Pangeanic has sponsored JABA’s first Partners Summit in Porto together with other translation technology providers, including machine translation and translation management translation.
Several leading translation companies in Europe, translation technology vendors and representatives from translation organizations such as ELIA and GALA met in Porto (Portugal) last week to review the needs of the European translation industry, exchange views and experiences and best practices, agree on route maps together and press forward toward further collaboration. Pangeanic was one of the sponsors, and was also invited to talk on Day 2 on its machine translation tool and the trend for insource machine translation versus outsourced machine translation.
CAT tool training has been identified as a major training and inadequacy gap at academic institutions which offer translation courses and are training future generations of translation professionals. In order to tackle this issue, the European Language Association of Translation Companies (ELIA) has set up a collaboration program headed by Anu Carnegie-Brown from STP Nordic, which will start with Finnish Universities. Françoise Bajon, president of ELIA, provided interesting figures from a general poll in Europe of which the translation industry is no exception. The poll, conducted amongst 5,300 youth, 2,600 employers and 700 post secondary-education providers points to sharp different perceptions from the three stakeholders (employers, students and education providers). Whilst the “end beneficiaries” of the human resources produced by academia and other educational establishments are convinced (74%) they are providing good training, both the youth and the employers (38% and 35% respectively) say otherwise: young generations are not properly trained to do the work they have qualified to do. The needs of many industries (including the translation industry) are not being met, particularly when it comes to tool training.
Thus, the sessions moved to a series of computer assisted translation presentations, with useful feedback from the audience. The general opinion by the translation companies in the room was that few companies consider the effort required in internationalization, assuming this will only be a translation of the original text. Most websites, however, use content management systems or publishing programs like Drupal, WordPress, etc.
Computer assisted translation tools have developed connectors for the most popular ones, but it is clear it is impossible to connect to all publishing systems. Some organizations are working towards a standard, but publishing from CMS systems is still assumed and designed to be in many cases, a monolingual task. The adoption of the best technical processes often also relies on cooperation between the client and the solution provider. Hans Fenstermacher, the representative from GALA pointed out that the attitude of partnership in reaching the optimized end result is essential in this area as the way to solve one of the thorniest and most difficult challenges for the translation industry. MemoQ’s presentation was particularly enlightening since the company has worked on file interoperability issues to solve many file conversion challenges, whilst Plunet’s demo on project management was also very helpful. Across also got thumbs up for their work on flexible licensing.
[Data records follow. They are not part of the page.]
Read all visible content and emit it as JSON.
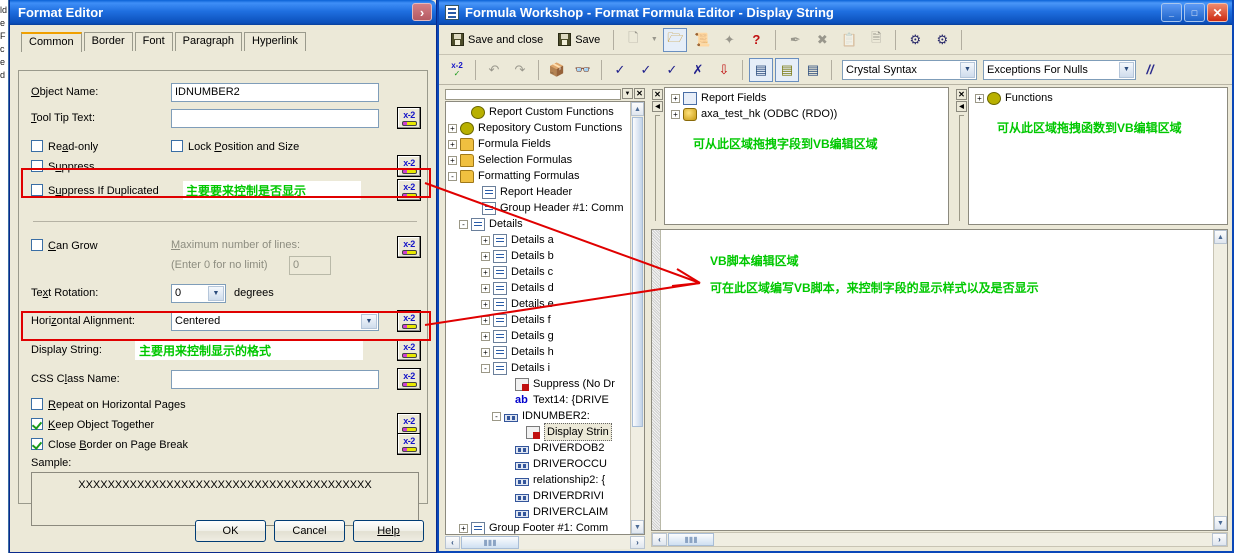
{
  "format_editor": {
    "title": "Format Editor",
    "close_label": "›",
    "tabs": [
      {
        "label": "Common",
        "active": true
      },
      {
        "label": "Border",
        "active": false
      },
      {
        "label": "Font",
        "active": false
      },
      {
        "label": "Paragraph",
        "active": false
      },
      {
        "label": "Hyperlink",
        "active": false
      }
    ],
    "fields": {
      "object_name_label": "Object Name:",
      "object_name_value": "IDNUMBER2",
      "tooltip_label": "Tool Tip Text:",
      "tooltip_value": "",
      "readonly_label": "Read-only",
      "lock_label": "Lock Position and Size",
      "suppress_label": "Suppress",
      "suppress_dup_label": "Suppress If Duplicated",
      "can_grow_label": "Can Grow",
      "max_lines_label": "Maximum number of lines:",
      "max_lines_hint": "(Enter 0 for no limit)",
      "max_lines_value": "0",
      "text_rotation_label": "Text Rotation:",
      "text_rotation_value": "0",
      "degrees_label": "degrees",
      "halign_label": "Horizontal Alignment:",
      "halign_value": "Centered",
      "display_string_label": "Display String:",
      "css_class_label": "CSS Class Name:",
      "css_class_value": "",
      "repeat_label": "Repeat on Horizontal Pages",
      "keep_together_label": "Keep Object Together",
      "close_border_label": "Close Border on Page Break",
      "sample_label": "Sample:",
      "sample_value": "XXXXXXXXXXXXXXXXXXXXXXXXXXXXXXXXXXXXXXXX"
    },
    "annotations": {
      "suppress_note": "主要要来控制是否显示",
      "display_string_note": "主要用来控制显示的格式"
    },
    "buttons": {
      "ok": "OK",
      "cancel": "Cancel",
      "help": "Help"
    },
    "formula_btn_label": "x-2"
  },
  "formula_workshop": {
    "title": "Formula Workshop - Format Formula Editor  - Display String",
    "window_buttons": {
      "minimize": "_",
      "maximize": "□",
      "close": "✕"
    },
    "toolbar": {
      "save_and_close": "Save and close",
      "save": "Save",
      "icons": [
        "new-formula-icon",
        "dropdown-arrow-icon",
        "open-folder-icon",
        "properties-icon",
        "wizard-icon",
        "help-icon",
        "rename-icon",
        "delete-icon",
        "paste-icon",
        "duplicate-icon",
        "custom-function-icon",
        "repository-function-icon"
      ]
    },
    "toolbar2": {
      "icons": [
        "x2-check-icon",
        "undo-icon",
        "redo-icon",
        "browse-data-icon",
        "find-icon",
        "check-icon",
        "sort-asc-icon",
        "sort-desc-icon",
        "comment-icon",
        "sort-az-icon",
        "field-tree-icon",
        "function-tree-icon",
        "operator-tree-icon"
      ],
      "syntax_value": "Crystal Syntax",
      "nulls_value": "Exceptions For Nulls",
      "comment_label": "//"
    },
    "tree": {
      "nodes": [
        {
          "label": "Report Custom Functions",
          "icon": "custom-function-icon",
          "expander": "",
          "indent": 1
        },
        {
          "label": "Repository Custom Functions",
          "icon": "repository-function-icon",
          "expander": "+",
          "indent": 0
        },
        {
          "label": "Formula Fields",
          "icon": "folder-icon",
          "expander": "+",
          "indent": 0
        },
        {
          "label": "Selection Formulas",
          "icon": "folder-icon",
          "expander": "+",
          "indent": 0
        },
        {
          "label": "Formatting Formulas",
          "icon": "folder-icon",
          "expander": "-",
          "indent": 0
        },
        {
          "label": "Report Header",
          "icon": "section-icon",
          "expander": "",
          "indent": 2
        },
        {
          "label": "Group Header #1: Comm",
          "icon": "section-icon",
          "expander": "",
          "indent": 2
        },
        {
          "label": "Details",
          "icon": "section-icon",
          "expander": "-",
          "indent": 1
        },
        {
          "label": "Details a",
          "icon": "section-x-icon",
          "expander": "+",
          "indent": 3
        },
        {
          "label": "Details b",
          "icon": "section-x-icon",
          "expander": "+",
          "indent": 3
        },
        {
          "label": "Details c",
          "icon": "section-x-icon",
          "expander": "+",
          "indent": 3
        },
        {
          "label": "Details d",
          "icon": "section-x-icon",
          "expander": "+",
          "indent": 3
        },
        {
          "label": "Details e",
          "icon": "section-x-icon",
          "expander": "+",
          "indent": 3
        },
        {
          "label": "Details f",
          "icon": "section-x-icon",
          "expander": "+",
          "indent": 3
        },
        {
          "label": "Details g",
          "icon": "section-x-icon",
          "expander": "+",
          "indent": 3
        },
        {
          "label": "Details h",
          "icon": "section-x-icon",
          "expander": "+",
          "indent": 3
        },
        {
          "label": "Details i",
          "icon": "section-x-icon",
          "expander": "-",
          "indent": 3
        },
        {
          "label": "Suppress (No Dr",
          "icon": "formula-icon",
          "expander": "",
          "indent": 5
        },
        {
          "label": "Text14: {DRIVE",
          "icon": "ab-icon",
          "expander": "",
          "indent": 5
        },
        {
          "label": "IDNUMBER2:",
          "icon": "field-icon",
          "expander": "-",
          "indent": 4
        },
        {
          "label": "Display Strin",
          "icon": "formula-icon",
          "expander": "",
          "indent": 6,
          "selected": true
        },
        {
          "label": "DRIVERDOB2",
          "icon": "field-icon",
          "expander": "",
          "indent": 5
        },
        {
          "label": "DRIVEROCCU",
          "icon": "field-icon",
          "expander": "",
          "indent": 5
        },
        {
          "label": "relationship2: {",
          "icon": "field-icon",
          "expander": "",
          "indent": 5
        },
        {
          "label": "DRIVERDRIVI",
          "icon": "field-icon",
          "expander": "",
          "indent": 5
        },
        {
          "label": "DRIVERCLAIM",
          "icon": "field-icon",
          "expander": "",
          "indent": 5
        },
        {
          "label": "Group Footer #1: Comm",
          "icon": "section-icon",
          "expander": "+",
          "indent": 1
        }
      ]
    },
    "report_fields_pane": {
      "nodes": [
        {
          "label": "Report Fields",
          "icon": "report-fields-icon",
          "expander": "+"
        },
        {
          "label": "axa_test_hk (ODBC (RDO))",
          "icon": "database-icon",
          "expander": "+"
        }
      ],
      "note": "可从此区域拖拽字段到VB编辑区域"
    },
    "functions_pane": {
      "nodes": [
        {
          "label": "Functions",
          "icon": "functions-icon",
          "expander": "+"
        }
      ],
      "note": "可从此区域拖拽函数到VB编辑区域"
    },
    "editor_pane": {
      "note_line1": "VB脚本编辑区域",
      "note_line2": "可在此区域编写VB脚本，来控制字段的显示样式以及是否显示"
    }
  },
  "colors": {
    "titlebar_blue": "#0a4fba",
    "annotation_green": "#00c800",
    "highlight_red": "#e00000",
    "dialog_face": "#ece9d8"
  }
}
Some translation companies presented their efforts and developments working with larger Multilingual Language Vendors like Welocalize (Raymund Prins from Global textware). Stefan Gentz from Tracom and Jesper Sandberg from STP worked as joint masters of ceremonies throughout the event.
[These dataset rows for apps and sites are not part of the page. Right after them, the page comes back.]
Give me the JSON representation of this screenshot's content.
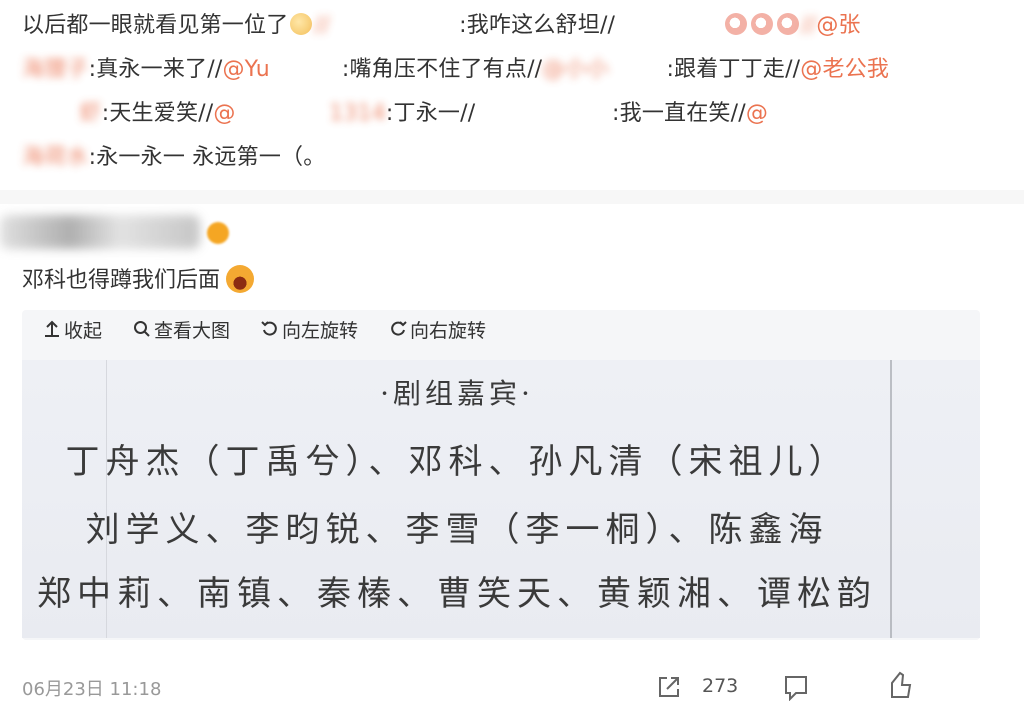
{
  "comment": {
    "line1_a": "以后都一眼就看见第一位了",
    "line1_b": "//",
    "line1_c": ":我咋这么舒坦//",
    "line1_d": "@张",
    "line2_a": "海狸子",
    "line2_b": ":真永一来了//",
    "line2_c": "@Yu",
    "line2_d": ":嘴角压不住了有点//",
    "line2_e": "@小小",
    "line2_f": ":跟着丁丁走//",
    "line2_g": "@老公我",
    "line3_a": "虾",
    "line3_b": ":天生爱笑//",
    "line3_c": "@",
    "line3_d": "1314",
    "line3_e": ":丁永一//",
    "line3_f": ":我一直在笑//",
    "line3_g": "@",
    "line4_a": "海荷水",
    "line4_b": ":永一永一 永远第一（。"
  },
  "reply": {
    "text": "邓科也得蹲我们后面"
  },
  "toolbar": {
    "collapse": "收起",
    "view_large": "查看大图",
    "rotate_left": "向左旋转",
    "rotate_right": "向右旋转"
  },
  "image": {
    "title": "·剧组嘉宾·",
    "line1": "丁舟杰（丁禹兮）、邓科、孙凡清（宋祖儿）",
    "line2": "刘学义、李昀锐、李雪（李一桐）、陈鑫海",
    "line3": "郑中莉、南镇、秦榛、曹笑天、黄颖湘、谭松韵"
  },
  "footer": {
    "timestamp": "06月23日 11:18",
    "share_count": "273"
  }
}
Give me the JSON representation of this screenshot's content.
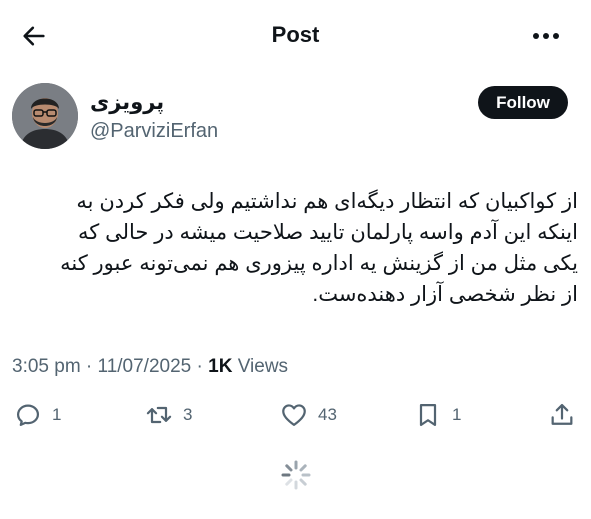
{
  "header": {
    "title": "Post",
    "back_icon": "arrow-left-icon",
    "more_icon": "more-horizontal-icon"
  },
  "author": {
    "display_name": "پرویزی",
    "handle": "@ParviziErfan",
    "follow_label": "Follow"
  },
  "tweet": {
    "lines": [
      "از کواکبیان که انتظار دیگه‌ای هم نداشتیم ولی فکر کردن به",
      "اینکه این آدم واسه پارلمان تایید صلاحیت میشه در حالی که",
      "یکی مثل من از گزینش یه اداره پیزوری هم نمی‌تونه عبور کنه",
      "از نظر شخصی آزار دهنده‌ست."
    ]
  },
  "meta": {
    "time": "3:05 pm",
    "separator": " · ",
    "date": "11/07/2025",
    "views_count": "1K",
    "views_label": " Views"
  },
  "actions": {
    "reply": {
      "icon": "reply-icon",
      "count": "1"
    },
    "repost": {
      "icon": "repost-icon",
      "count": "3"
    },
    "like": {
      "icon": "heart-icon",
      "count": "43"
    },
    "bookmark": {
      "icon": "bookmark-icon",
      "count": "1"
    },
    "share": {
      "icon": "share-icon"
    }
  },
  "colors": {
    "text": "#0f1419",
    "secondary": "#536471",
    "button": "#0f1419"
  }
}
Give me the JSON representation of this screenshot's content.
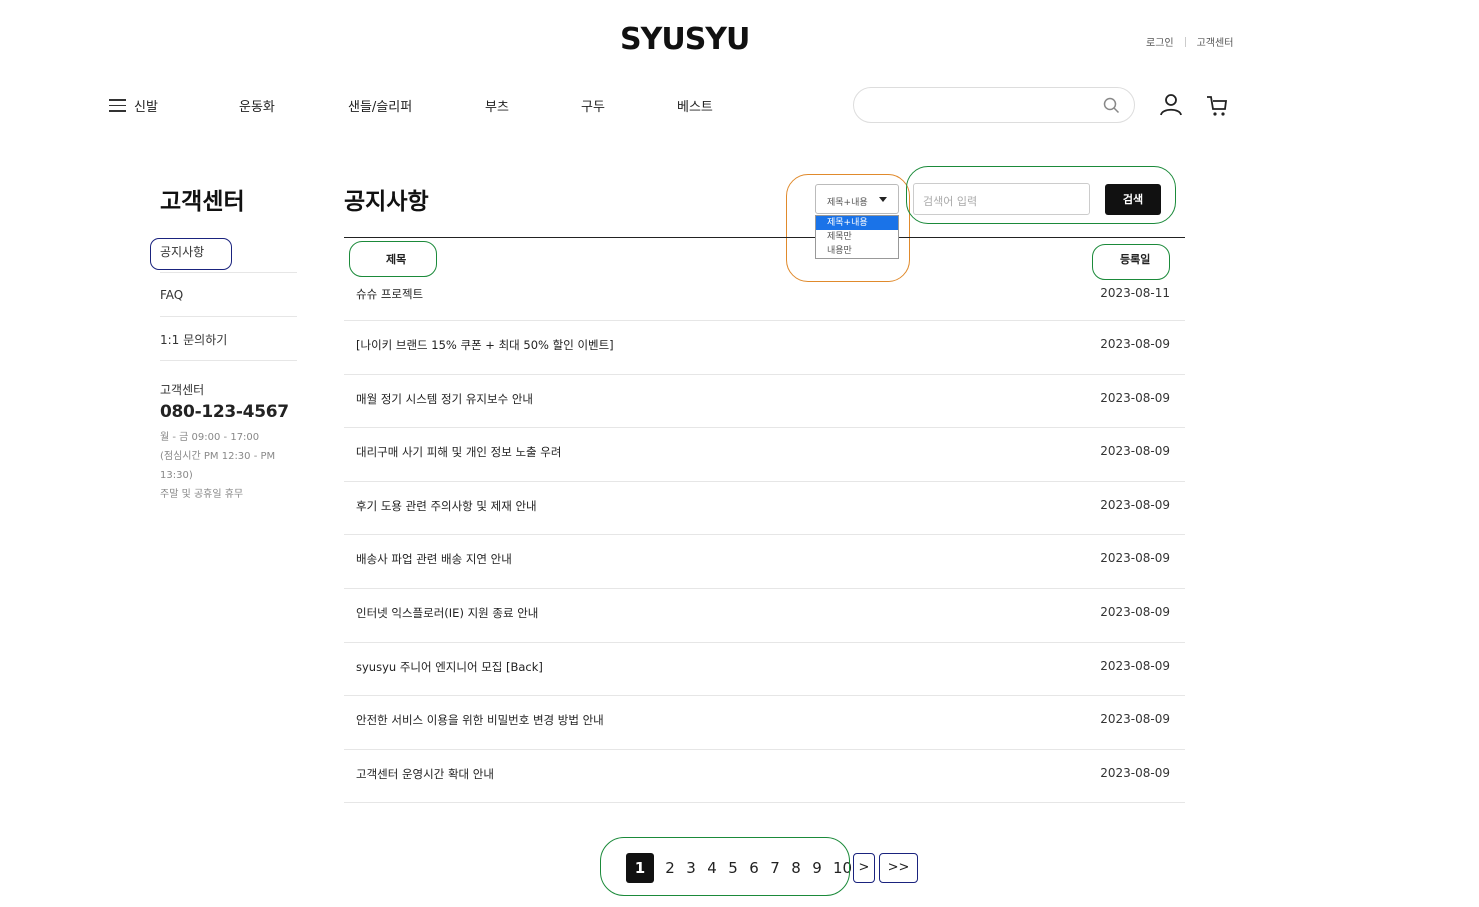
{
  "header": {
    "logo": "SYUSYU",
    "util_links": [
      "로그인",
      "고객센터"
    ]
  },
  "gnb": {
    "items": [
      "신발",
      "운동화",
      "샌들/슬리퍼",
      "부츠",
      "구두",
      "베스트"
    ]
  },
  "icons": {
    "menu": "hamburger-icon",
    "search": "search-icon",
    "user": "user-icon",
    "cart": "cart-icon"
  },
  "sidebar": {
    "title": "고객센터",
    "menu": [
      "공지사항",
      "FAQ",
      "1:1 문의하기"
    ],
    "cs_label": "고객센터",
    "cs_phone": "080-123-4567",
    "cs_hours": [
      "월 - 금 09:00 - 17:00",
      "(점심시간 PM 12:30 - PM",
      "13:30)",
      "주말 및 공휴일 휴무"
    ]
  },
  "main": {
    "title": "공지사항",
    "search": {
      "select_value": "제목+내용",
      "options": [
        "제목+내용",
        "제목만",
        "내용만"
      ],
      "placeholder": "검색어 입력",
      "button": "검색"
    },
    "columns": [
      "제목",
      "등록일"
    ],
    "rows": [
      {
        "title": "슈슈 프로젝트",
        "date": "2023-08-11"
      },
      {
        "title": "[나이키 브랜드 15% 쿠폰 + 최대 50% 할인 이벤트]",
        "date": "2023-08-09"
      },
      {
        "title": "매월 정기 시스템 정기 유지보수 안내",
        "date": "2023-08-09"
      },
      {
        "title": "대리구매 사기 피해 및 개인 정보 노출 우려",
        "date": "2023-08-09"
      },
      {
        "title": "후기 도용 관련 주의사항 및 제재 안내",
        "date": "2023-08-09"
      },
      {
        "title": "배송사 파업 관련 배송 지연 안내",
        "date": "2023-08-09"
      },
      {
        "title": "인터넷 익스플로러(IE) 지원 종료 안내",
        "date": "2023-08-09"
      },
      {
        "title": "syusyu 주니어 엔지니어 모집 [Back]",
        "date": "2023-08-09"
      },
      {
        "title": "안전한 서비스 이용을 위한 비밀번호 변경 방법 안내",
        "date": "2023-08-09"
      },
      {
        "title": "고객센터 운영시간 확대 안내",
        "date": "2023-08-09"
      }
    ]
  },
  "pagination": {
    "pages": [
      "1",
      "2",
      "3",
      "4",
      "5",
      "6",
      "7",
      "8",
      "9",
      "10"
    ],
    "next": ">",
    "last": ">>",
    "current": "1"
  },
  "colors": {
    "annotation_green": "#1b8a3a",
    "annotation_orange": "#e08a2c",
    "annotation_navy": "#1a237e",
    "select_highlight": "#1a73e8"
  }
}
Machine translation was high on the agenda – particularly how it can really be applied to work at translation companies. There were several use cases and presentations from Harald Elsen, Delta International CITS, about customization for IBM Germany, from Juan Alonso from Lucy Software and Services into the Iberian languages and of course our Pangea Machine Translation system, dealing with how the adoption stage is now over and companies increasingly view machine translation as just another tool – the argument moving quickly from adoption to either insourcing or outsourcing machine translation.
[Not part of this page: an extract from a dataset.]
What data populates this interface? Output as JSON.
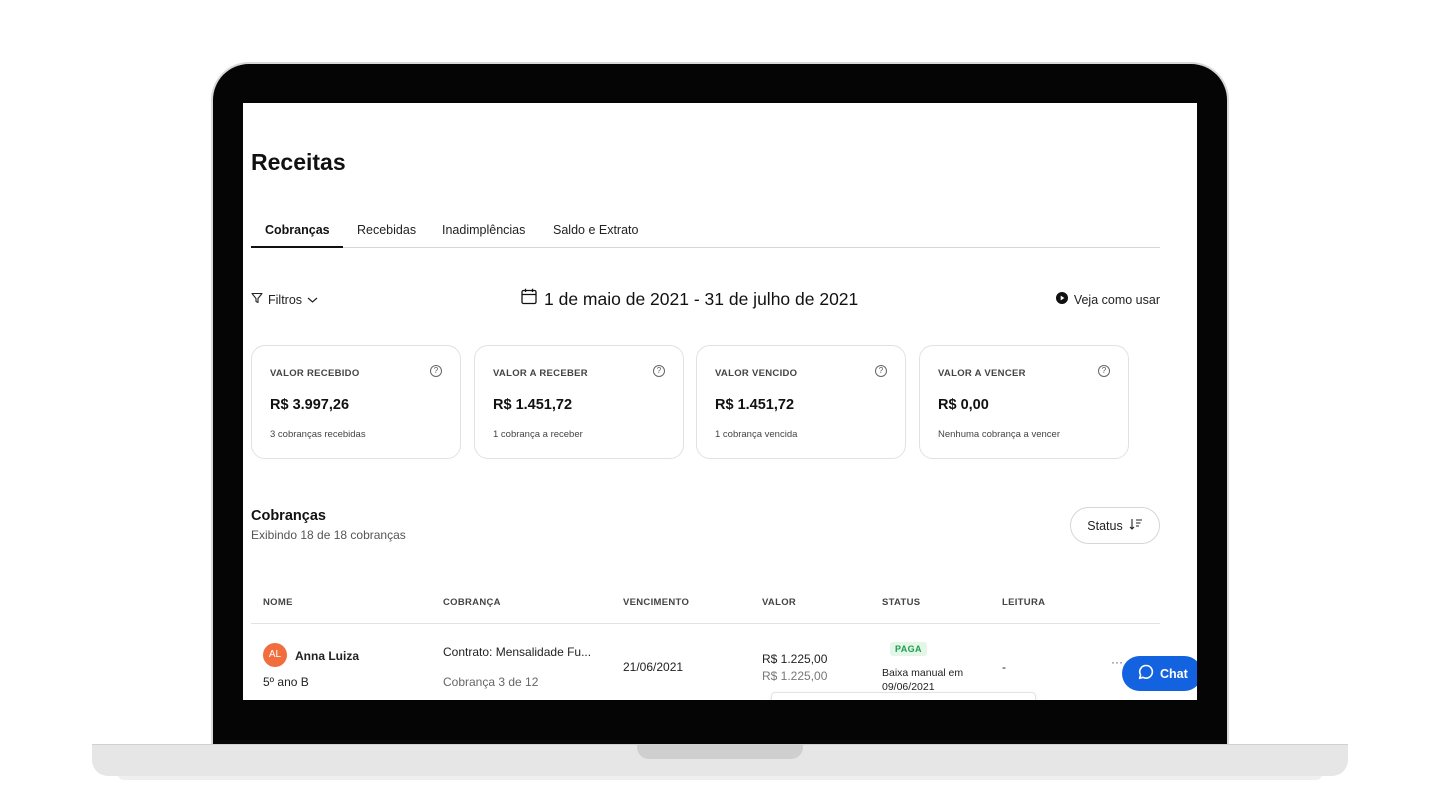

Excellent organization skills by JABA-Translations, despite the initial wifi connection problems. A lot of hard work and planning are required for an event which means testing an LSPs resources to the limit. It was a very good idea to bring together heads from ELIA and GALA, clients and partner companies across Europe.